One reason for the increase is likely the growth of women in medicine – 60% of doctors under 35 are women, as are more than half of medical school enrollees. I also credit a generational shift in attitudes. The female residents I work with do not anticipate hostility from men in the profession and they expect male patients to give them a fair shake. They may be right – their male contemporaries are more egalitarian than mine – but challenges still exist in our field.
Urologists see both men and women, but the majority of patients are male. Urology focuses on many conditions that only affect men such as enlarged prostate, prostate cancer, and penile cancer. Furthermore, stone disease is more common in men, as are many urologic cancers such as bladder cancer and kidney cancer. So the greatest challenge for young women in urology is to gain acceptance among older men who require examination of their genital region and often need surgery. I’m hopeful that women entering urology today can meet that challenge, largely because we have already made significant progress. For the barriers we still face, leading urologists have blazed a clear path to follow with these three guideposts.
If you think the grim coronavirus death toll is causing health care workers everywhere to always wash their hands, think again.
A recent research letter published in The Journal of Hospital Infection examined whether it’s “possible to achieve 100 percent hand hygiene compliance during the Covid-19 pandemic.” The medical center involved in the research, Queen Mary Hospital in Hong Kong, had reached a pre-Covid-19 hand hygiene rate of over 75 percent.
Yet the hospital’s goal of complete compliance proved surprisingly elusive. In one pediatric ward devoted to suspected or confirmed Covid-19 patients, doctors and nurses followed hand hygiene rules 100 percent of the time, but in another ward with similar patients and staff, compliance was 83 percent, or about one-fifth less.
Given Covid-19’s risk to providers as well as patients, this was “unexpected,” the researchers admitted.
The Queen Mary study supports what infection control experts have long maintained: awareness isn’t enough. Doctors and nurses, particularly during a pandemic, understand that hand hygiene is “the most important intervention” to reduce the staggering death toll from infections, as the American Journal of Infection Controlput it.
The Smithsonian National Museum of Natural History has reported its biggest number of visitors in more than 2 ½ years. There’s a string of new Broadway musicals that are well-attended every night. It’s safe to shop in malls, eat out in restaurants and go to movie theaters again.
Of course, this has all been made possible by an effective vaccine against COVID-19 that was widely administered in the fall of 2021. Vaccinated citizens of the world are now confident that it’s safe to go out in public, albeit with appropriate precautions.
However, U.S. residents who have health problems are facing a new challenge. Five years ago, in 2017, the median wait time of new patients for doctor appointments was six days.
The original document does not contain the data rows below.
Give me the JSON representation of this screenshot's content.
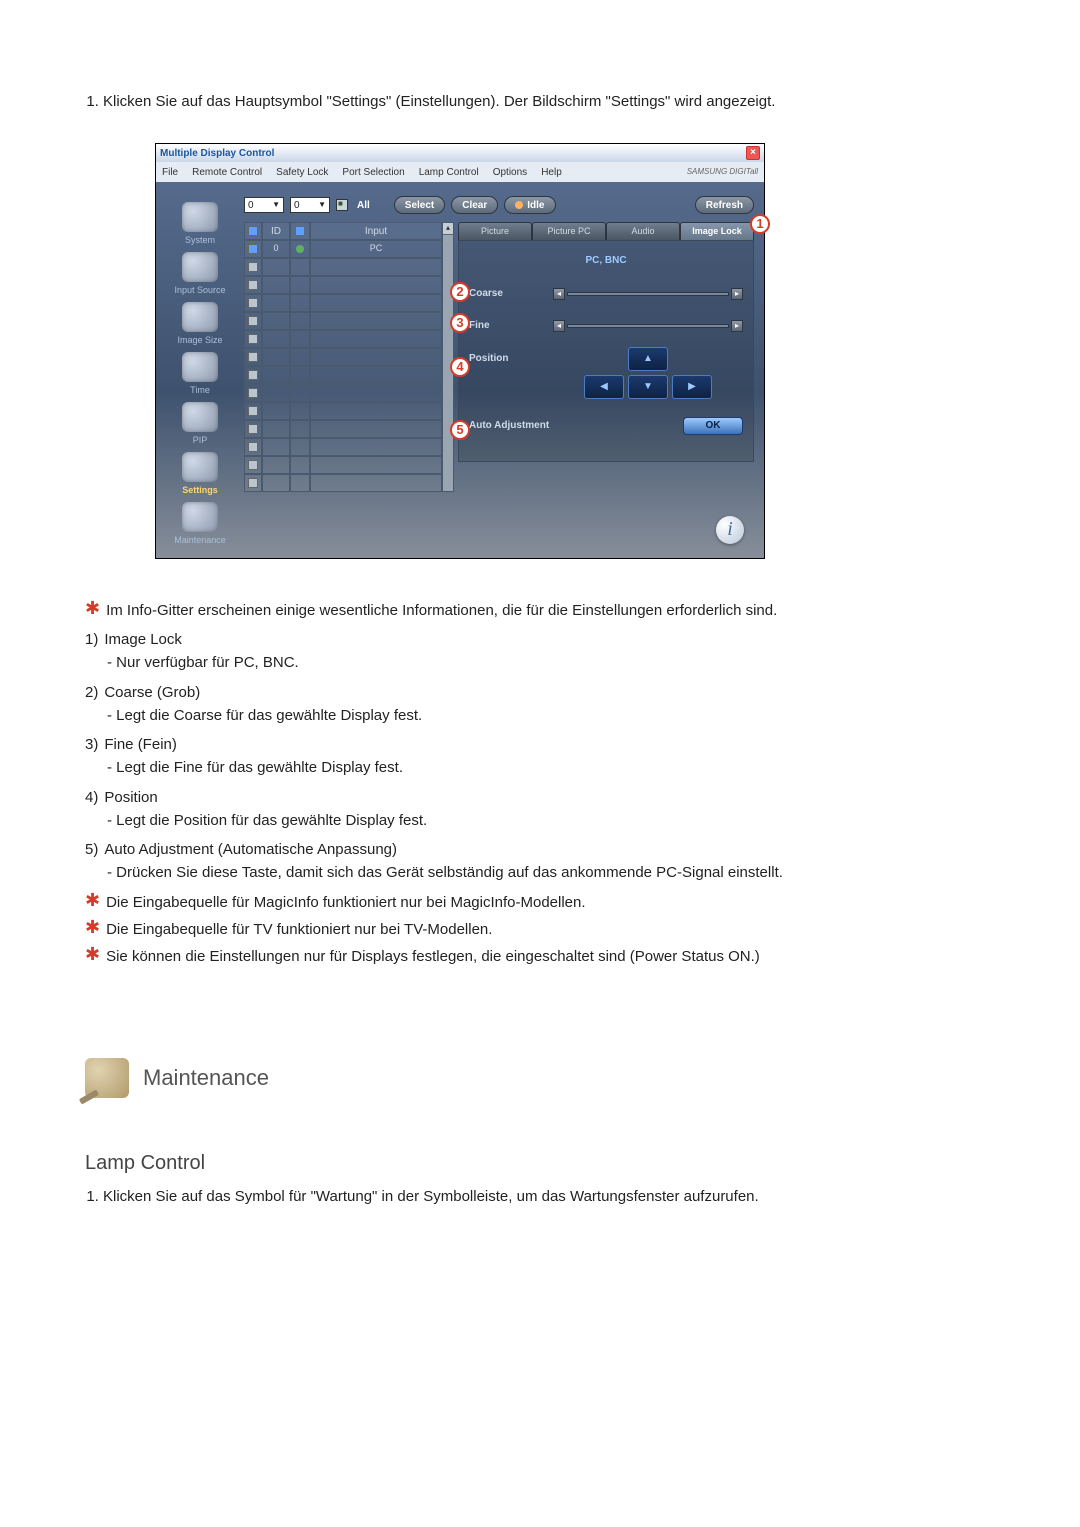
{
  "intro": {
    "item1": "Klicken Sie auf das Hauptsymbol \"Settings\" (Einstellungen). Der Bildschirm \"Settings\" wird angezeigt."
  },
  "app": {
    "title": "Multiple Display Control",
    "menus": [
      "File",
      "Remote Control",
      "Safety Lock",
      "Port Selection",
      "Lamp Control",
      "Options",
      "Help"
    ],
    "brand": "SAMSUNG DIGITall",
    "sidebar": [
      {
        "label": "System"
      },
      {
        "label": "Input Source"
      },
      {
        "label": "Image Size"
      },
      {
        "label": "Time"
      },
      {
        "label": "PIP"
      },
      {
        "label": "Settings"
      },
      {
        "label": "Maintenance"
      }
    ],
    "toprow": {
      "dd1": "0",
      "dd2": "0",
      "all": "All",
      "select": "Select",
      "clear": "Clear",
      "idle": "Idle",
      "refresh": "Refresh"
    },
    "grid": {
      "head": [
        "",
        "ID",
        "",
        "Input"
      ],
      "row0": {
        "id": "0",
        "input": "PC"
      }
    },
    "tabs": [
      "Picture",
      "Picture PC",
      "Audio",
      "Image Lock"
    ],
    "panel": {
      "heading": "PC, BNC",
      "coarse": "Coarse",
      "fine": "Fine",
      "position": "Position",
      "auto": "Auto Adjustment",
      "ok": "OK"
    }
  },
  "badges": {
    "b1": "1",
    "b2": "2",
    "b3": "3",
    "b4": "4",
    "b5": "5"
  },
  "notes": {
    "star1": "Im Info-Gitter erscheinen einige wesentliche Informationen, die für die Einstellungen erforderlich sind.",
    "items": [
      {
        "n": "1)",
        "t": "Image Lock",
        "s": "- Nur verfügbar für PC, BNC."
      },
      {
        "n": "2)",
        "t": "Coarse (Grob)",
        "s": "- Legt die Coarse für das gewählte Display fest."
      },
      {
        "n": "3)",
        "t": "Fine (Fein)",
        "s": "- Legt die Fine für das gewählte Display fest."
      },
      {
        "n": "4)",
        "t": "Position",
        "s": "- Legt die Position für das gewählte Display fest."
      },
      {
        "n": "5)",
        "t": "Auto Adjustment (Automatische Anpassung)",
        "s": "- Drücken Sie diese Taste, damit sich das Gerät selbständig auf das ankommende PC-Signal einstellt."
      }
    ],
    "star2": "Die Eingabequelle für MagicInfo funktioniert nur bei MagicInfo-Modellen.",
    "star3": "Die Eingabequelle für TV funktioniert nur bei TV-Modellen.",
    "star4": "Sie können die Einstellungen nur für Displays festlegen, die eingeschaltet sind (Power Status ON.)"
  },
  "section": {
    "title": "Maintenance",
    "sub": "Lamp Control",
    "sub_item1": "Klicken Sie auf das Symbol für \"Wartung\" in der Symbolleiste, um das Wartungsfenster aufzurufen."
  }
}
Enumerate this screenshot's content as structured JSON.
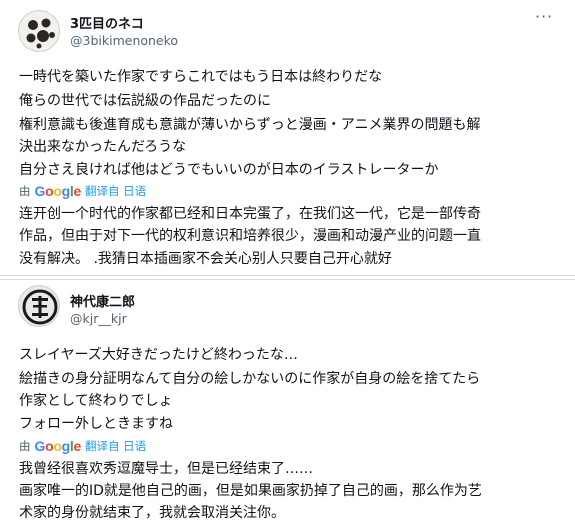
{
  "tweets": [
    {
      "author_name": "3匹目のネコ",
      "author_handle": "@3bikimenoneko",
      "original_lines": [
        "一時代を築いた作家ですらこれではもう日本は終わりだな",
        "俺らの世代では伝説級の作品だったのに",
        "権利意識も後進育成も意識が薄いからずっと漫画・アニメ業界の問題も解",
        "決出来なかったんだろうな",
        "自分さえ良ければ他はどうでもいいのが日本のイラストレーターか"
      ],
      "translation_by": "由",
      "translation_provider": "Google",
      "translated_from": "翻译自 日语",
      "translated_lines": [
        "连开创一个时代的作家都已经和日本完蛋了，在我们这一代，它是一部传奇",
        "作品，但由于对下一代的权利意识和培养很少，漫画和动漫产业的问题一直",
        "没有解决。 .我猜日本插画家不会关心别人只要自己开心就好"
      ]
    },
    {
      "author_name": "神代康二郎",
      "author_handle": "@kjr__kjr",
      "original_lines": [
        "スレイヤーズ大好きだったけど終わったな…",
        "絵描きの身分証明なんて自分の絵しかないのに作家が自身の絵を捨てたら",
        "作家として終わりでしょ",
        "フォロー外しときますね"
      ],
      "translation_by": "由",
      "translation_provider": "Google",
      "translated_from": "翻译自 日语",
      "translated_lines": [
        "我曾经很喜欢秀逗魔导士，但是已经结束了……",
        "画家唯一的ID就是他自己的画，但是如果画家扔掉了自己的画，那么作为艺",
        "术家的身份就结束了，我就会取消关注你。"
      ]
    }
  ],
  "icons": {
    "avatar1": "cat-paw-spots-avatar",
    "avatar2": "dark-emblem-avatar",
    "more": "more-options-icon"
  },
  "colors": {
    "text": "#0f1419",
    "muted": "#536471",
    "link": "#1d9bf0",
    "divider": "#dcdcdc",
    "google_blue": "#4285F4",
    "google_red": "#EA4335",
    "google_yellow": "#FBBC05",
    "google_green": "#34A853"
  }
}
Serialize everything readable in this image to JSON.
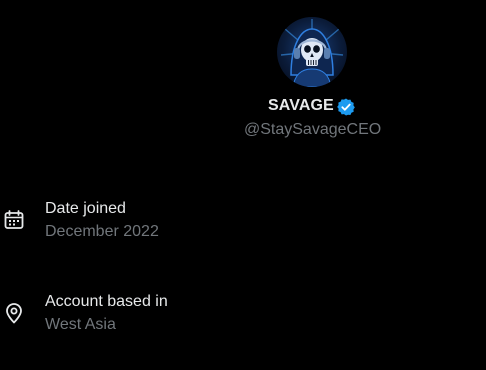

In 2022, the wait time is six months or more.
The reason for this is no mystery. While life has started to return to what we think of as the new normal, the U.S. healthcare system has taken an enormous financial hit, and primary care practices have been especially affected. Many primary care physicians have closed their practices and have retired or gone on to other careers. Consequently, the shortage of primary care has been exacerbated, and access to doctors has plummeted. Urgent care centers, retail clinics and telehealth have not filled this gap.
Because of the long waiting times for primary care appointments, many more people now seek care in emergency departments (EDs). The waiting rooms of these EDs are overcrowded with people who have all types of complaints, including chronic and routine problems as well as emergencies. And this is not just a common sight in inner-city areas, as it once was; it’s now the same pretty much everywhere.